House Financial Services Committee Chairman Barney Frank raised concerns Tuesday on a recent wire-transfer proposal and said he would convene a hearing on the plan's costs.
In a letter to Financial Crimes Enforcement Network Director James Freis, Frank wrote that the agency's proposal may be burdensome to banks and could threaten individuals' privacy.
"Enacting this policy will further increase bank costs, require personnel education and will increase their potential liabilities," Frank wrote on Tuesday. "The need to better identify and track flows of terrorist funds is clear. I am not persuaded that such a broad-scale policy change is the best way to achieve that goal."
Frank said Fincen is already taxed in its ability to analyze existing anti-laundering reports by banks. At a minimum, he said, Fincen should wait until it is finished redesigning its information technology platform before seeking further reporting.

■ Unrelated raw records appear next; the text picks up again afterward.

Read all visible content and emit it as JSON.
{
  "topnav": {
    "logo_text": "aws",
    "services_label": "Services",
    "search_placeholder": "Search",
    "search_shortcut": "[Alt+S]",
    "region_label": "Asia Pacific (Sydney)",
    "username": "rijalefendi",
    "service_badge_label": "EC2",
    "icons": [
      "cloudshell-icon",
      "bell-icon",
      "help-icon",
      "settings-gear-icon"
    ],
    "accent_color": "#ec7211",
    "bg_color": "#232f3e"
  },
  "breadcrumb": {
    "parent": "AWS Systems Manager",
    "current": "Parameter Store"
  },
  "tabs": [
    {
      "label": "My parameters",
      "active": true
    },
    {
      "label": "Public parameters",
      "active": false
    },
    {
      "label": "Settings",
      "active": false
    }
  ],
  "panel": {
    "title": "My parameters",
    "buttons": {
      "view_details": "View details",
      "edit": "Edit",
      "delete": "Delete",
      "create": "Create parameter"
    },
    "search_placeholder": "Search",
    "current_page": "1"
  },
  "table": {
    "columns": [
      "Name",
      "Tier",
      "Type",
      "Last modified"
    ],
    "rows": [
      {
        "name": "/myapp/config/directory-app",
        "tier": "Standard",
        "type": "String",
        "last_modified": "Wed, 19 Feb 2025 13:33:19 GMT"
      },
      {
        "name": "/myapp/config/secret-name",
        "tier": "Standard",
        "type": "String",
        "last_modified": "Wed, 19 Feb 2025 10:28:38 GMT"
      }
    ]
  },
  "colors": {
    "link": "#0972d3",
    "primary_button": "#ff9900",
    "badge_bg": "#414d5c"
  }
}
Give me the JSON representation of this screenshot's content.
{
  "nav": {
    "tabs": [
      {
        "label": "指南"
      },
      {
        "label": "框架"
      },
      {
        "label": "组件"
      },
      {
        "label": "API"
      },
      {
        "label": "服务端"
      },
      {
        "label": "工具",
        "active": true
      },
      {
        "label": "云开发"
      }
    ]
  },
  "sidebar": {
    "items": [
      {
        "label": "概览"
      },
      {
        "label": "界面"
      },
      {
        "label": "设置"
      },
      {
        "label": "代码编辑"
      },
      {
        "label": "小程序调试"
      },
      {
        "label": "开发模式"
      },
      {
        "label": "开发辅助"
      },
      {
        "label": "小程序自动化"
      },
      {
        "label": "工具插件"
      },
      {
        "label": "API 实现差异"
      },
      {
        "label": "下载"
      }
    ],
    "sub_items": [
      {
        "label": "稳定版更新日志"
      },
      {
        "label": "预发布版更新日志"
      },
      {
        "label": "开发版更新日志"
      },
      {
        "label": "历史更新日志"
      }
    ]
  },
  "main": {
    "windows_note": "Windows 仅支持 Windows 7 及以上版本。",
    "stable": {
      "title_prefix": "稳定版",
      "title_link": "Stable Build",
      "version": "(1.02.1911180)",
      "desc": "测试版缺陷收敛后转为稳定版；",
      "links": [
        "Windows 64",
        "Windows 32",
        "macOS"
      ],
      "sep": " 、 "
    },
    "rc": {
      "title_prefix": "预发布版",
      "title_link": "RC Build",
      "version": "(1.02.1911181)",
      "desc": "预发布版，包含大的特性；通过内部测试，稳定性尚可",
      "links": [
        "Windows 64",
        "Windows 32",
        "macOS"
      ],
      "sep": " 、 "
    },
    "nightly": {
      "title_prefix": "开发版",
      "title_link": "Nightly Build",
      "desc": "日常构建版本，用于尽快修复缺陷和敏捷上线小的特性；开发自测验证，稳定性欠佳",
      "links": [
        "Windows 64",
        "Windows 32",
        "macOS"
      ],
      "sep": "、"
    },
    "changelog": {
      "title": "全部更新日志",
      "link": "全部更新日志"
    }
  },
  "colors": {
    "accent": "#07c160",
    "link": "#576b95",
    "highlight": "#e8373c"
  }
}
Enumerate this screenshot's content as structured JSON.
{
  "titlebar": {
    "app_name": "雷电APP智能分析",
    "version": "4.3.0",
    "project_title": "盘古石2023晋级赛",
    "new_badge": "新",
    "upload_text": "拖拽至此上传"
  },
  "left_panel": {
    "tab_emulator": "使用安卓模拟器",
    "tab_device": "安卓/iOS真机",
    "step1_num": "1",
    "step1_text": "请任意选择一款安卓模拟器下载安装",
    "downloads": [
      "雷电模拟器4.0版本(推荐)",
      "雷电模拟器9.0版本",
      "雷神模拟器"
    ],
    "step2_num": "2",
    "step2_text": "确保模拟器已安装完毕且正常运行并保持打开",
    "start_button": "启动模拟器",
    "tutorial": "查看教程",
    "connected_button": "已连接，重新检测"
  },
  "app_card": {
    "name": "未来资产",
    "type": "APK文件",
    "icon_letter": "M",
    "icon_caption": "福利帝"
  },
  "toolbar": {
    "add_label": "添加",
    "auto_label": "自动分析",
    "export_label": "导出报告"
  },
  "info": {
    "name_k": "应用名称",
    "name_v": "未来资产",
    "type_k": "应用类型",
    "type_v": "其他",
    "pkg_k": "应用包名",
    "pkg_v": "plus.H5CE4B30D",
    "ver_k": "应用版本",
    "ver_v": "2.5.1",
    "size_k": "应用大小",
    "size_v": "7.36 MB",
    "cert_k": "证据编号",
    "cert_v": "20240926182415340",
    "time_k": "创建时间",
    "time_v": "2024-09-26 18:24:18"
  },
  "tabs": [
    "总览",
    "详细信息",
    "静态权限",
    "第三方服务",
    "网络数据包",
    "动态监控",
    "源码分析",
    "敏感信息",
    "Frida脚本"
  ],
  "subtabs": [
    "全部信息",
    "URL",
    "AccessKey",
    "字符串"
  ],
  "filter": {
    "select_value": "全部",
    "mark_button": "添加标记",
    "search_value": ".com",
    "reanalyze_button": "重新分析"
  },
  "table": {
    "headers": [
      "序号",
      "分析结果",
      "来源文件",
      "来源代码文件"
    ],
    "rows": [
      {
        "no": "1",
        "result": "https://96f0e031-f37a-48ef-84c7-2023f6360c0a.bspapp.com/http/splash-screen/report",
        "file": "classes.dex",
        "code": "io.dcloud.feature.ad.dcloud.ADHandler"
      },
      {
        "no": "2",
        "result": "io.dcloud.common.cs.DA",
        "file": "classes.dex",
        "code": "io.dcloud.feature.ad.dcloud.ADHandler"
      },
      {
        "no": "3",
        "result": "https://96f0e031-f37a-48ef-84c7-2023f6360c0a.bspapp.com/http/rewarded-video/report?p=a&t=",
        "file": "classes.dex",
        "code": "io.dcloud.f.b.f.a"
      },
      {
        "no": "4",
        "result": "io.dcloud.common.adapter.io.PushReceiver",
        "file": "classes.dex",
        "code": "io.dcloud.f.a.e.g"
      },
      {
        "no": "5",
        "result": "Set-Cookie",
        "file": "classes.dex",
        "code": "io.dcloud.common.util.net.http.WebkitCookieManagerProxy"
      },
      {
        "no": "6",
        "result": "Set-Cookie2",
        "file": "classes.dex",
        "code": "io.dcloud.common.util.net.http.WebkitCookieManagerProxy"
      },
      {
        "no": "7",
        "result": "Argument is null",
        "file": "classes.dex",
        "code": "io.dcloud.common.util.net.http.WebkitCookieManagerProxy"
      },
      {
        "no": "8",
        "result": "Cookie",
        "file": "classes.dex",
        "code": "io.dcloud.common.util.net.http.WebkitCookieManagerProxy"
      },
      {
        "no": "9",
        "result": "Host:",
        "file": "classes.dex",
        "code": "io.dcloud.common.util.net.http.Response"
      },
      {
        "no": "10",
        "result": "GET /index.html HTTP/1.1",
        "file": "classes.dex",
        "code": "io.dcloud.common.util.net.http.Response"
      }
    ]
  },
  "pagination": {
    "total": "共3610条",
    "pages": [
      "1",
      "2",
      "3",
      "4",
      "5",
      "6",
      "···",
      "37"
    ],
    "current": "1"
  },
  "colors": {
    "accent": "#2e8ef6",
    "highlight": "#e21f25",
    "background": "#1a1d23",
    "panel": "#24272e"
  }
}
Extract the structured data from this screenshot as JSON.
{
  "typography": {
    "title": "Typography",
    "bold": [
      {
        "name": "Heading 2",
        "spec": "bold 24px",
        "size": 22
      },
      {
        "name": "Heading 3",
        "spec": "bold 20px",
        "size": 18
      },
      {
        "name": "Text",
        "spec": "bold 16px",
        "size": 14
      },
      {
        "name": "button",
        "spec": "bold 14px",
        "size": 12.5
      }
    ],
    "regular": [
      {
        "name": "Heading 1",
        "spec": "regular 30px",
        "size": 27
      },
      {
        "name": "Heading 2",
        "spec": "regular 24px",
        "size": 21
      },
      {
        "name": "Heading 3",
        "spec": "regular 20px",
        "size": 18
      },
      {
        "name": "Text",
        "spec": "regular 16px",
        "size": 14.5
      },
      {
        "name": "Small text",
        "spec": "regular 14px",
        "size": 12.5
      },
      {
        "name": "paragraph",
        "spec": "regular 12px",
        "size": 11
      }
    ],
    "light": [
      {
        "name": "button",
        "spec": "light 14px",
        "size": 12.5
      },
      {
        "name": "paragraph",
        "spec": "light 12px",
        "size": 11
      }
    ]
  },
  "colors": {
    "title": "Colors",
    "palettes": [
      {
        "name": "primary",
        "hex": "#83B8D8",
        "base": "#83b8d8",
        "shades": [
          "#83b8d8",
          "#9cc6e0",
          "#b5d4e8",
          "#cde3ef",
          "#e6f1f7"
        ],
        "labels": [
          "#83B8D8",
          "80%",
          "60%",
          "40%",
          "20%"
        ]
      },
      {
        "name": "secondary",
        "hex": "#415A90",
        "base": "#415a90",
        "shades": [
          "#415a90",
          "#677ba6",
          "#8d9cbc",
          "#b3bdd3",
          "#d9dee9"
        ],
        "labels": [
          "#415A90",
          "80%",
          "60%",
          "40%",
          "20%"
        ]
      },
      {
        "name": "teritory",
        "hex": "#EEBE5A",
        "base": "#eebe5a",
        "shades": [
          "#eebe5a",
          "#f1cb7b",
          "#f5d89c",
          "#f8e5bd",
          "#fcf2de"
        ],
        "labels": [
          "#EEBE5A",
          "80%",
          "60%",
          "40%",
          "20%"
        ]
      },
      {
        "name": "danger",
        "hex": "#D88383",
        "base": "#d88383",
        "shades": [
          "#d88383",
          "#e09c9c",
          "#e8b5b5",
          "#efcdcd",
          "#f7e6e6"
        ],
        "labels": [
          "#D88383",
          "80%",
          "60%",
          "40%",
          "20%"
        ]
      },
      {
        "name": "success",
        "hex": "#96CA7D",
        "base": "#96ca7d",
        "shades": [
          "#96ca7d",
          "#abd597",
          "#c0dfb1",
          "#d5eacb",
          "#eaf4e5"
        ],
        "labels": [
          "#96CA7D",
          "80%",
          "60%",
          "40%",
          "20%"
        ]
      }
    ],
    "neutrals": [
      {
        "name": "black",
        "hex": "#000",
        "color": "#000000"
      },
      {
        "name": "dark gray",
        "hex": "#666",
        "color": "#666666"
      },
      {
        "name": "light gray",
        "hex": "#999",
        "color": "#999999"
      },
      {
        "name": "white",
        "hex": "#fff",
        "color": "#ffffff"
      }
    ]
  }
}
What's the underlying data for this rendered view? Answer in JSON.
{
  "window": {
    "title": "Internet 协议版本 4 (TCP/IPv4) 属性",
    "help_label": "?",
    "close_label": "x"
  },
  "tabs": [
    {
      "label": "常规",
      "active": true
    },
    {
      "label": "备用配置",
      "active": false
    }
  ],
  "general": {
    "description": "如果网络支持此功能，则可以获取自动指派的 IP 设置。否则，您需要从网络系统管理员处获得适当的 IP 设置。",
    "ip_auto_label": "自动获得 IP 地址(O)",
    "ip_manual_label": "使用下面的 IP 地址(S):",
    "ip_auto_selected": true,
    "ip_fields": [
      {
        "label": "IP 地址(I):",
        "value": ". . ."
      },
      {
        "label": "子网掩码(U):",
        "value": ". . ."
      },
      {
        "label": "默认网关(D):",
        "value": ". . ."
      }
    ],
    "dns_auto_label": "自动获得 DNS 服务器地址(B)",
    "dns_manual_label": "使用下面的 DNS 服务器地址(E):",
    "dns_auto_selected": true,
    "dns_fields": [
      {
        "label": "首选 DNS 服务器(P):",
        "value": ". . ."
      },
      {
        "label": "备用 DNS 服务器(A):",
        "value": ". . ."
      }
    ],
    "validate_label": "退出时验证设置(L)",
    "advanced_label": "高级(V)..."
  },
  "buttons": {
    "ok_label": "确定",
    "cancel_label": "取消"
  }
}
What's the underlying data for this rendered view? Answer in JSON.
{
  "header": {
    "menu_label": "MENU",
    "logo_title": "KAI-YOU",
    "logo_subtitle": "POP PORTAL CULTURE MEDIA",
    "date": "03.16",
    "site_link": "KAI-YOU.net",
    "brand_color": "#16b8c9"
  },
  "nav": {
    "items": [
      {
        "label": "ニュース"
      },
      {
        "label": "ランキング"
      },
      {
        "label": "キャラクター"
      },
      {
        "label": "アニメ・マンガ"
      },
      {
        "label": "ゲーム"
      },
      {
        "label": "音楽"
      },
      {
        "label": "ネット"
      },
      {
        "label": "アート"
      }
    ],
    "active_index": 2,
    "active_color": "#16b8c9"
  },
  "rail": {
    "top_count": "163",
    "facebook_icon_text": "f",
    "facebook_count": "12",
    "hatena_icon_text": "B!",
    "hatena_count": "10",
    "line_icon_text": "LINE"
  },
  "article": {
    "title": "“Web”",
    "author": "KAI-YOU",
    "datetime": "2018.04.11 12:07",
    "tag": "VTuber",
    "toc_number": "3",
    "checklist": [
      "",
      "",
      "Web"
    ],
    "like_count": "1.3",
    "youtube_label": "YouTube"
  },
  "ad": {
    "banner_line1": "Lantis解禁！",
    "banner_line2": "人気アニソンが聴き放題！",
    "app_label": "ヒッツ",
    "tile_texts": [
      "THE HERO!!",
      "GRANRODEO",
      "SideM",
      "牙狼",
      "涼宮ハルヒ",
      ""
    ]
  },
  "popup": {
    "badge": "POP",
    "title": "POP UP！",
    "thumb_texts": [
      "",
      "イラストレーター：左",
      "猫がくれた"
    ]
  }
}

The proposal would require banks that directly transfer or receive foreign wire transfers to report them to Fincen. But Frank said this raises privacy concerns.
"Transfers that have no connection whatsoever to any criminal activity will be affected by this wire transfer initiative, and there is no great likelihood that such data will be useful," he wrote. "Such intrusions can only be justified by a showing that the data serves an essential purpose."